In defense to the plaintiff’s claims, the defendant, claims to have been acting within the course and scope of his/her duties as [insert the defendant’s claimed position and membership in an organization or governmental activity with qualified immunity from suit, e.g., compensated sports official, fire fighter, a member of a state professional board, an organization or entity deemed operating in the public interest].
If you find that the defendant, was exercising or discharging a function associated with [insert the appropriate organization or government activity] and that the defendant was acting within the course and scope of his/her official duties, then in order to find for the plaintiff and impose liability upon the defendant, you must determine that:
- The defendant was grossly negligent, as I will hereafter define the term; and
- The defendant’s gross negligence was a cause of the plaintiff’s loss.
To determine gross negligence you should consider what a reasonable person would or would not do under the same or similar circumstances as shown by the evidence.
Negligence is the failure to exercise ordinary or reasonable care; that is: what would be the conduct of an ordinarily prudent, careful person in the same or similar circumstances as the defendant found himself. The defendant’s conduct is then measured against what an ordinarily prudent, careful person would have done or would have avoided doing.
In this case, the plaintiff must prove more than negligence. The plaintiff must prove gross negligence.
Gross negligence is an act or omission, which is more than ordinary negligence, but less than willful or intentional misconduct. Gross negligence refers to a person’s conduct where an act or failure to act creates an unreasonable risk of harm to another because of the person’s failure to exercise slight care or diligence.

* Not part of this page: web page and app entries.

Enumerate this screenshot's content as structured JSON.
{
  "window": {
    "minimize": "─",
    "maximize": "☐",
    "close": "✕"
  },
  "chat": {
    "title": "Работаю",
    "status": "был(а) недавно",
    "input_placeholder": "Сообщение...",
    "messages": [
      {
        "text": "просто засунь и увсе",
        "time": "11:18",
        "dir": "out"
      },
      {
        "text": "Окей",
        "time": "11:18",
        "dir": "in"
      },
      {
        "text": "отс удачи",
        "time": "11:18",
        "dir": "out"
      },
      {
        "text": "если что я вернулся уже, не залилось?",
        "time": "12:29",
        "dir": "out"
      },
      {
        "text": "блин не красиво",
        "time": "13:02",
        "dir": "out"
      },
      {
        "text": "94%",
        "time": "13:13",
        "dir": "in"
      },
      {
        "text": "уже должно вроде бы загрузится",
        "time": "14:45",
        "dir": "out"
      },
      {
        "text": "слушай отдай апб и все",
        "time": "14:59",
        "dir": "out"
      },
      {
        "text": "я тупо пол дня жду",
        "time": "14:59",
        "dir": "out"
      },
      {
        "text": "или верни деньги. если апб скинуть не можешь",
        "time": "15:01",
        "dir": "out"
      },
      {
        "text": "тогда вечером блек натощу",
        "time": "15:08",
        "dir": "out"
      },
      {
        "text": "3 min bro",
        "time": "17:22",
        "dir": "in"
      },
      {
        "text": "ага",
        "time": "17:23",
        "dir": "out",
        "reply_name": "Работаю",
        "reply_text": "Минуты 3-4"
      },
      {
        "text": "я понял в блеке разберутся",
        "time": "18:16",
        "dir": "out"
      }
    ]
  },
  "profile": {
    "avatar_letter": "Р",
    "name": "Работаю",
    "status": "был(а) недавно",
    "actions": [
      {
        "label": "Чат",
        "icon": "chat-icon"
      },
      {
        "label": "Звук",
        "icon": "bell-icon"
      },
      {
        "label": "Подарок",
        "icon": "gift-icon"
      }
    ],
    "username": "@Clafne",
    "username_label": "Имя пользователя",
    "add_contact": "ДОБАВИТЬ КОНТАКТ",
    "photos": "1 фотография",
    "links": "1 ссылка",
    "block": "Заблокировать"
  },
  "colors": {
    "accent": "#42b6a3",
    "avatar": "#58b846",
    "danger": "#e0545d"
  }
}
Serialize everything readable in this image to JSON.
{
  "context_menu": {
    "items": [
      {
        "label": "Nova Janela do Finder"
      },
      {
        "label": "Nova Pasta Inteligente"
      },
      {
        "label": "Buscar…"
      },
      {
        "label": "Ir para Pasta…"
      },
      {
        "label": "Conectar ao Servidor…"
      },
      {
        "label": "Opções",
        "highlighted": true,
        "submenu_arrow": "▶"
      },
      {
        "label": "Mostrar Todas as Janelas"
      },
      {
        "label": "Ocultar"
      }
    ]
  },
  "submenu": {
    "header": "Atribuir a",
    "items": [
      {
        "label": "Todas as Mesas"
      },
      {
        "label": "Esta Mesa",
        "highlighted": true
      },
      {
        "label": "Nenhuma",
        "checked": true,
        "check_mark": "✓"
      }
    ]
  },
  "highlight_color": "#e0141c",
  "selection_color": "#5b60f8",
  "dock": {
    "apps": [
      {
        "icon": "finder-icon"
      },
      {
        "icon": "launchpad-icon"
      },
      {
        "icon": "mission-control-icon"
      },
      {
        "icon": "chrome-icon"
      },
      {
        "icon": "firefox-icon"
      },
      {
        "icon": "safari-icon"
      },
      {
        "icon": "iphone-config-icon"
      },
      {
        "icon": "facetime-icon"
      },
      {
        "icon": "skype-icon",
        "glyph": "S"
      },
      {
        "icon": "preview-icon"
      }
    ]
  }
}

To find gross negligence the facts as you find them at the time the defendant acted or failed to act must be such that the consequences of the defendant’s conduct could reasonably have been foreseen. It must appear that the injury was not the result of inattention, mistaken judgment or the failure to exercise ordinary or reasonable care. Rather it must appear that the injury was the natural and probable result of the failure to exercise slight care or diligence.